For example, has your team recently learned a new way to connect via conference call, or attract new customers?
If you’re not adding value, you’re just taking up space.
- Understand how the world sees you.
Your personality already has certain patterns of communication that shape how people perceive you. Fascinating conversationalists don’t have to be sparkling and witty and charismatic. They have to understand how to build an authentic connection with their listener. You already have this ability. There’s a natural style of communication that defines how people perceive you, and when you apply that in conversation, it’s incredibly effective. My research shows that people are more likely to listen to you, remember you, buy from you and even fall in love with you when you apply your own natural style.
- Know your “Anthem.”
Your “Anthem” identifies the perfect words to describe who you are, at your best.
Your Anthem is the tagline for your personality.
Once you know what makes you valuable to others, you’re more authentic and confident and more likely to make a positive impression.
- Ask real questions.
When it comes to first impressions, your questions matter more than your answers. The goal is to get away from trite topics, and get on a roll with the other person in which you’re both effortlessly engaged in a subject.
You don’t have to be witty or spontaneous to ask great questions. You do have to listen and be ready to ask real questions.
Let’s say you’re going to a business conference. A few examples of real questions:
- “What has been the most successful boost to your business in the last year?”
- “What’s the main thing you want to get out of this conference?”
- “What’s stressing out your team these days? Have you found any solutions?”
Sure, you can ask where they’re from, but questions about geography rarely get you very far. The less trite, the better.
- Consider what people will already be thinking and talking about.

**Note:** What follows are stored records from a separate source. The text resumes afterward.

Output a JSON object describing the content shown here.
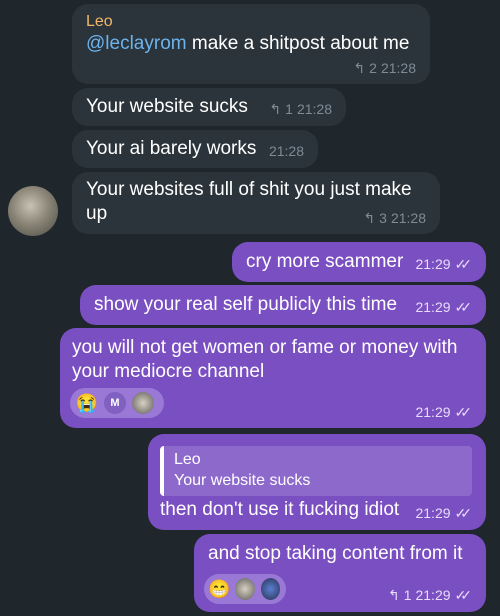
{
  "messages": {
    "m1": {
      "sender": "Leo",
      "mention": "@leclayrom",
      "text": " make a shitpost about me",
      "replies": "2",
      "time": "21:28"
    },
    "m2": {
      "text": "Your website sucks",
      "replies": "1",
      "time": "21:28"
    },
    "m3": {
      "text": "Your ai barely works",
      "time": "21:28"
    },
    "m4": {
      "line1": "Your websites full of shit you just make",
      "line2": "up",
      "replies": "3",
      "time": "21:28"
    },
    "m5": {
      "text": "cry more scammer",
      "time": "21:29"
    },
    "m6": {
      "text": "show your real self publicly this time",
      "time": "21:29"
    },
    "m7": {
      "line1": "you will not get women or fame or money with",
      "line2": "your mediocre channel",
      "time": "21:29",
      "reaction_emoji": "😭",
      "reaction_initial": "M"
    },
    "m8": {
      "quote_name": "Leo",
      "quote_text": "Your website sucks",
      "text": "then don't use it fucking idiot",
      "time": "21:29"
    },
    "m9": {
      "text": "and stop taking content from it",
      "reaction_emoji": "😁",
      "replies": "1",
      "time": "21:29"
    }
  },
  "icons": {
    "reply": "↰",
    "check": "✓✓"
  },
  "colors": {
    "background": "#1f272c",
    "incoming": "#2b343b",
    "outgoing": "#7a4fc2",
    "sender": "#f2b766",
    "mention": "#6cb4ee"
  }
}
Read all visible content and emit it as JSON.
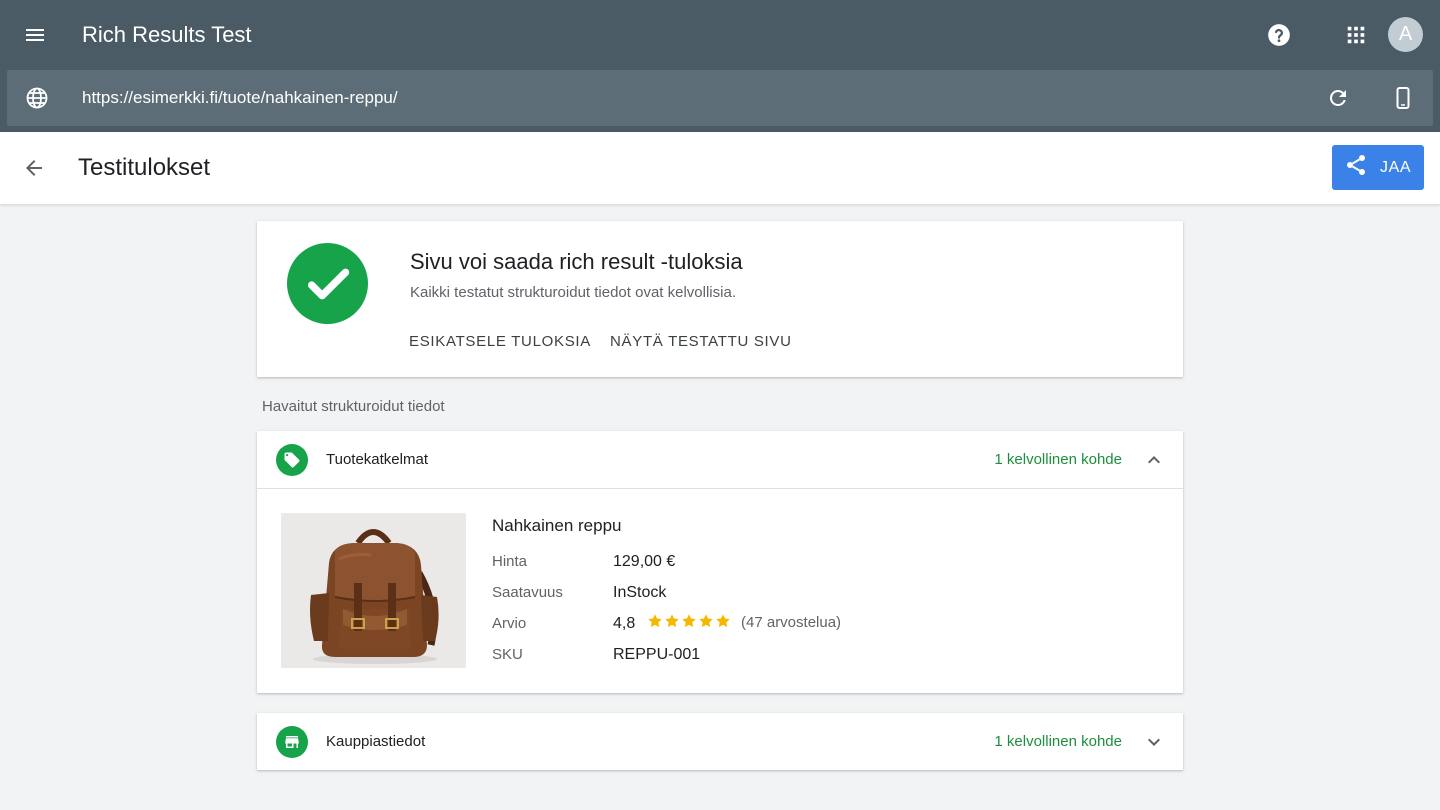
{
  "app": {
    "title": "Rich Results Test",
    "avatar_letter": "A",
    "icons": {
      "menu": "menu-icon",
      "help": "help-icon",
      "apps": "apps-grid-icon"
    }
  },
  "urlbar": {
    "url": "https://esimerkki.fi/tuote/nahkainen-reppu/",
    "icons": {
      "globe": "globe-icon",
      "refresh": "refresh-icon",
      "device": "smartphone-icon"
    }
  },
  "subheader": {
    "title": "Testitulokset",
    "share_label": "JAA",
    "icons": {
      "back": "arrow-back-icon",
      "share": "share-icon"
    }
  },
  "summary": {
    "title": "Sivu voi saada rich result -tuloksia",
    "subtitle": "Kaikki testatut strukturoidut tiedot ovat kelvollisia.",
    "preview_label": "ESIKATSELE TULOKSIA",
    "tested_page_label": "NÄYTÄ TESTATTU SIVU",
    "status_icon": "check-circle-icon"
  },
  "detected_label": "Havaitut strukturoidut tiedot",
  "groups": [
    {
      "name": "Tuotekatkelmat",
      "count": "1 kelvollinen kohde",
      "icon": "tag-icon",
      "expanded": true,
      "item": {
        "name": "Nahkainen reppu",
        "image": "backpack-image",
        "props": [
          {
            "key": "Hinta",
            "value": "129,00 €"
          },
          {
            "key": "Saatavuus",
            "value": "InStock"
          },
          {
            "key": "Arvio",
            "value": "4,8"
          },
          {
            "key": "SKU",
            "value": "REPPU-001"
          }
        ],
        "stars": 5,
        "reviews": "(47 arvostelua)"
      }
    },
    {
      "name": "Kauppiastiedot",
      "count": "1 kelvollinen kohde",
      "icon": "store-icon",
      "expanded": false
    }
  ],
  "colors": {
    "appbar": "#4a5b66",
    "urlbar": "#5d6d78",
    "accent": "#3b82e8",
    "success": "#16a34a",
    "success_text": "#1e8e3e",
    "star": "#f5b800"
  }
}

It’s much easier to immediately connect with someone if you already know what they’re already pondering, struggling with or excited about.
Let’s come back to that example of a business conference. What will people be buzzing about at your next conference? Is there an industry-wide issue that your peers face? Is everyone jittery about a concerning trend?

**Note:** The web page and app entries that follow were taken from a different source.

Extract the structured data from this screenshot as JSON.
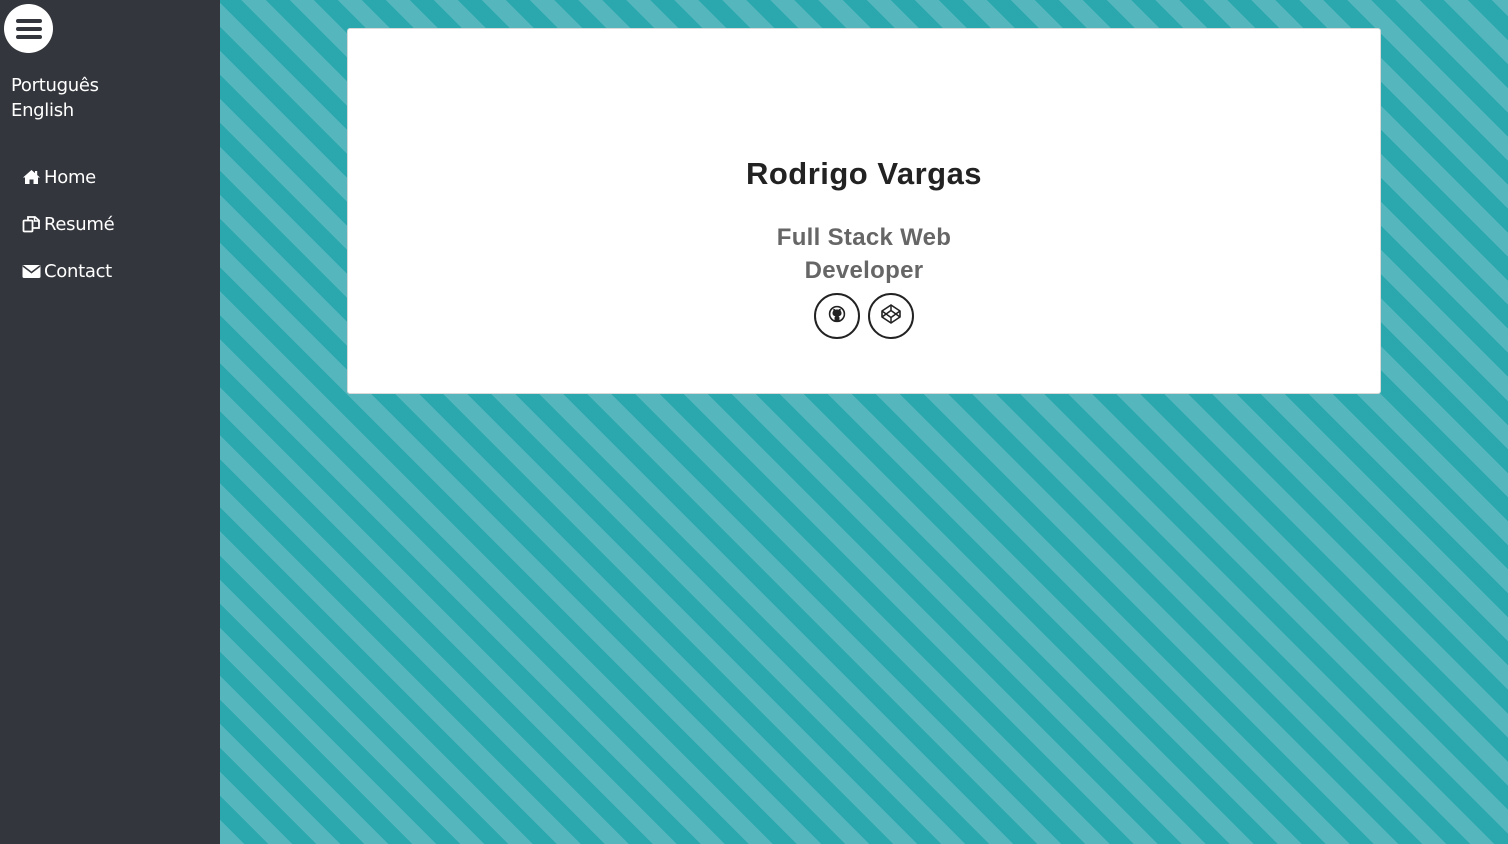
{
  "sidebar": {
    "menu_toggle": "hamburger-menu-icon",
    "languages": [
      "Português",
      "English"
    ],
    "nav": [
      {
        "label": "Home",
        "icon": "home-icon"
      },
      {
        "label": "Resumé",
        "icon": "copy-icon"
      },
      {
        "label": "Contact",
        "icon": "envelope-icon"
      }
    ]
  },
  "profile": {
    "name": "Rodrigo Vargas",
    "title_line1": "Full Stack Web",
    "title_line2": "Developer",
    "socials": [
      {
        "icon": "github-icon"
      },
      {
        "icon": "codepen-icon"
      }
    ]
  },
  "colors": {
    "sidebar_bg": "#33363c",
    "stripe_light": "#55b7bd",
    "stripe_dark": "#2aa8ae",
    "card_bg": "#ffffff"
  }
}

Before you go to your next conference, spend a moment to consider what will already be on everyone’s mind. How can you become part of their current mindset?
- Commit to a strong start.

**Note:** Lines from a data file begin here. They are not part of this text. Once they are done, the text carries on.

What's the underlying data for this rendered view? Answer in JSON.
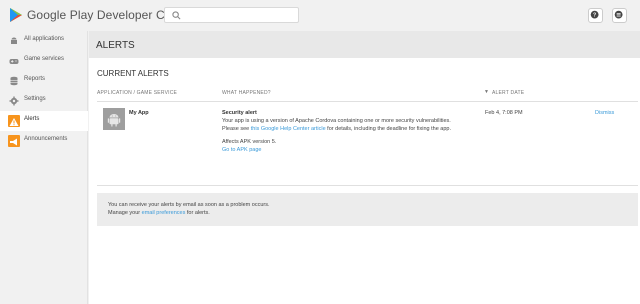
{
  "header": {
    "logo_text": "Google Play Developer Console",
    "search_placeholder": "",
    "help_icon": "help-icon",
    "account_icon": "account-icon"
  },
  "sidebar": {
    "items": [
      {
        "label": "All applications",
        "icon": "android-icon"
      },
      {
        "label": "Game services",
        "icon": "gamepad-icon"
      },
      {
        "label": "Reports",
        "icon": "database-icon"
      },
      {
        "label": "Settings",
        "icon": "gear-icon"
      },
      {
        "label": "Alerts",
        "icon": "warning-icon",
        "active": true
      },
      {
        "label": "Announcements",
        "icon": "megaphone-icon"
      }
    ]
  },
  "main": {
    "page_title": "ALERTS",
    "section_title": "CURRENT ALERTS",
    "columns": {
      "app": "APPLICATION / GAME SERVICE",
      "what": "WHAT HAPPENED?",
      "date": "ALERT DATE"
    },
    "alert": {
      "app_name": "My App",
      "title": "Security alert",
      "line1": "Your app is using a version of Apache Cordova containing one or more security vulnerabilities.",
      "line2_pre": "Please see ",
      "line2_link": "this Google Help Center article",
      "line2_post": " for details, including the deadline for fixing the app.",
      "affects": "Affects APK version 5.",
      "apk_link": "Go to APK page",
      "date": "Feb 4, 7:08 PM",
      "dismiss": "Dismiss"
    },
    "info": {
      "line1": "You can receive your alerts by email as soon as a problem occurs.",
      "line2_pre": "Manage your ",
      "line2_link": "email preferences",
      "line2_post": " for alerts."
    }
  },
  "colors": {
    "accent": "#3a9ad9",
    "alerts_icon": "#f7941d"
  }
}
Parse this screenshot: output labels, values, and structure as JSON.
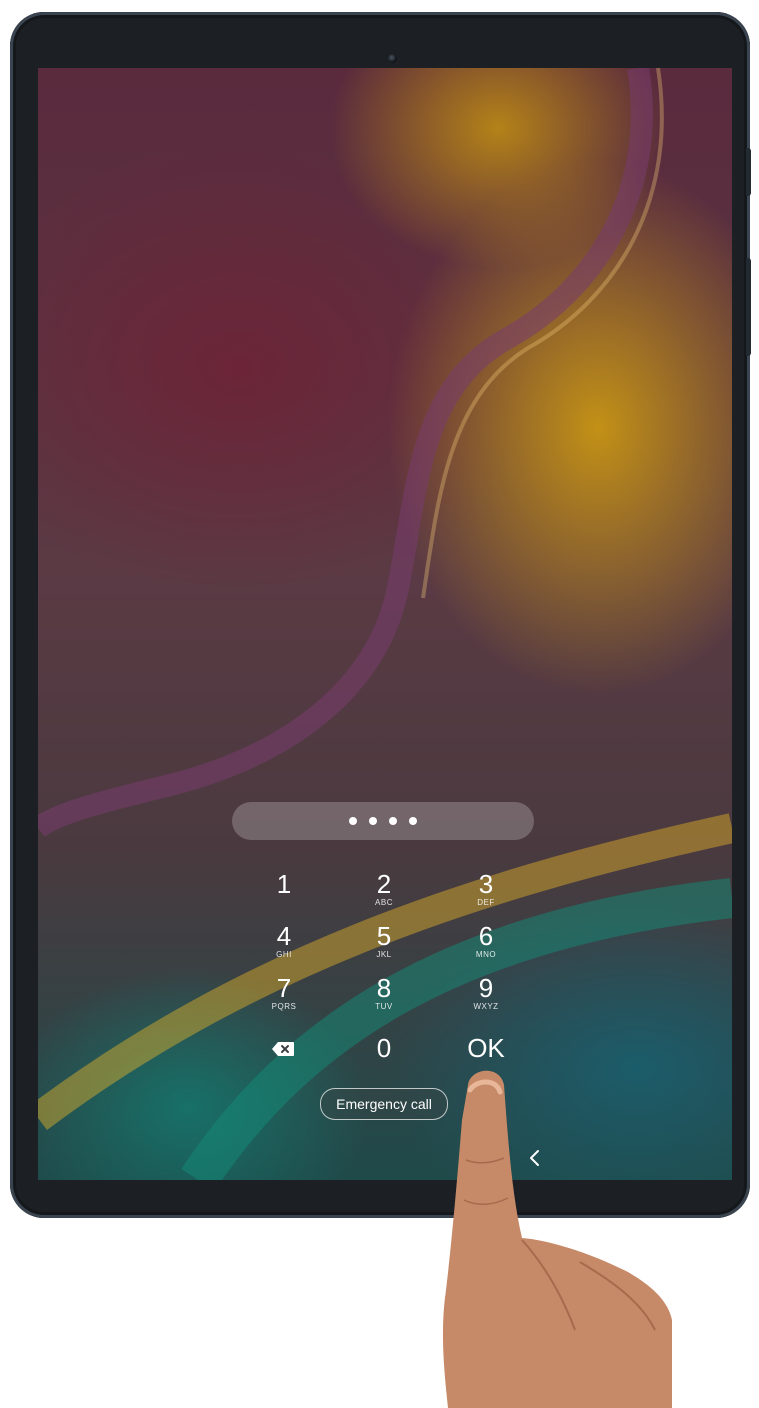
{
  "lock_screen": {
    "pin_entered_count": 4,
    "keypad": [
      {
        "num": "1",
        "letters": ""
      },
      {
        "num": "2",
        "letters": "ABC"
      },
      {
        "num": "3",
        "letters": "DEF"
      },
      {
        "num": "4",
        "letters": "GHI"
      },
      {
        "num": "5",
        "letters": "JKL"
      },
      {
        "num": "6",
        "letters": "MNO"
      },
      {
        "num": "7",
        "letters": "PQRS"
      },
      {
        "num": "8",
        "letters": "TUV"
      },
      {
        "num": "9",
        "letters": "WXYZ"
      },
      {
        "num": "0",
        "letters": ""
      },
      {
        "num": "OK",
        "letters": ""
      }
    ],
    "backspace_icon": "backspace-icon",
    "emergency_call_label": "Emergency call",
    "nav_back_icon": "chevron-left-icon"
  },
  "colors": {
    "bezel": "#1c2024",
    "key_text": "#ffffff",
    "pin_field_bg": "rgba(255,255,255,0.22)"
  }
}
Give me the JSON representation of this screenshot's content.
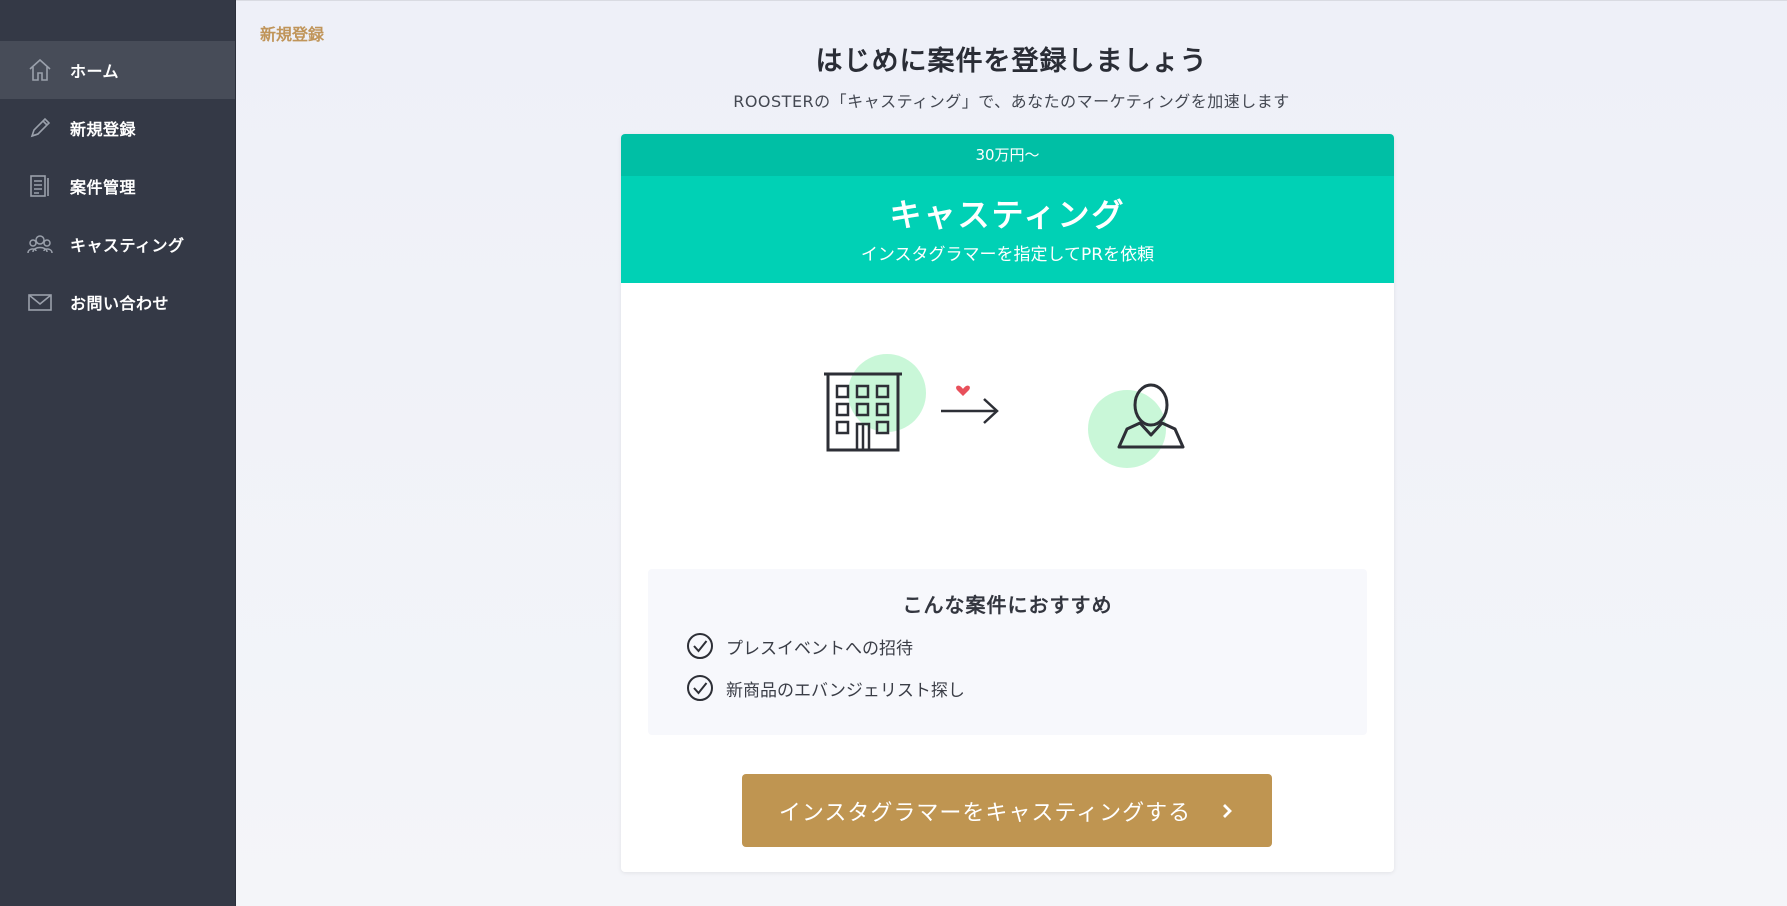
{
  "sidebar": {
    "items": [
      {
        "label": "ホーム",
        "icon": "home-icon",
        "active": true
      },
      {
        "label": "新規登録",
        "icon": "pencil-icon"
      },
      {
        "label": "案件管理",
        "icon": "document-icon"
      },
      {
        "label": "キャスティング",
        "icon": "people-icon"
      },
      {
        "label": "お問い合わせ",
        "icon": "mail-icon"
      }
    ]
  },
  "header": {
    "breadcrumb": "新規登録",
    "title": "はじめに案件を登録しましょう",
    "subtitle": "ROOSTERの「キャスティング」で、あなたのマーケティングを加速します"
  },
  "card": {
    "price": "30万円〜",
    "title": "キャスティング",
    "description": "インスタグラマーを指定してPRを依頼",
    "recommend_title": "こんな案件におすすめ",
    "recommend_items": [
      "プレスイベントへの招待",
      "新商品のエバンジェリスト探し"
    ],
    "cta_label": "インスタグラマーをキャスティングする"
  },
  "colors": {
    "sidebar_bg": "#343946",
    "accent_teal": "#00d1b5",
    "accent_teal_dark": "#00bfa5",
    "cta_gold": "#bf9551",
    "breadcrumb": "#c0955a",
    "illus_green": "#c9f7d8",
    "heart": "#e8505b"
  }
}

Sometimes, it feels effortful to start a conversation. That’s why people just keep scanning the room and don’t make eye contact.
When introducing yourself, don’t give a half-hearted greeting and wait for the other person to do all the work.
Remember: Every time you introduce yourself, you’re either adding value or taking up space. If you’re not going to commit to a strong start, it’s better to not introduce yourself in the first place. A weak start leads to a weak first impression.
The first moments of an interaction offer your window of opportunity for connection. If you earn your listener’s interest during those 9 seconds, people will be more likely to engage further. If you fail to add some sort of value in that golden window, they’re less likely to listen to what you say, let alone remember you.
Those first defining moments of an interaction deserve a little focus and energy, don’t you think? Bring a sense of purpose to the conversation.
Ultimately, remember: The purpose of a conversation is not to kill time, but to grow a connection.
Take out your conversational watering can and grow more connections.
Sally Hogshead is a Hall of Fame speaker and author of New York Times and Wall Street Journal bestseller How the World Sees You.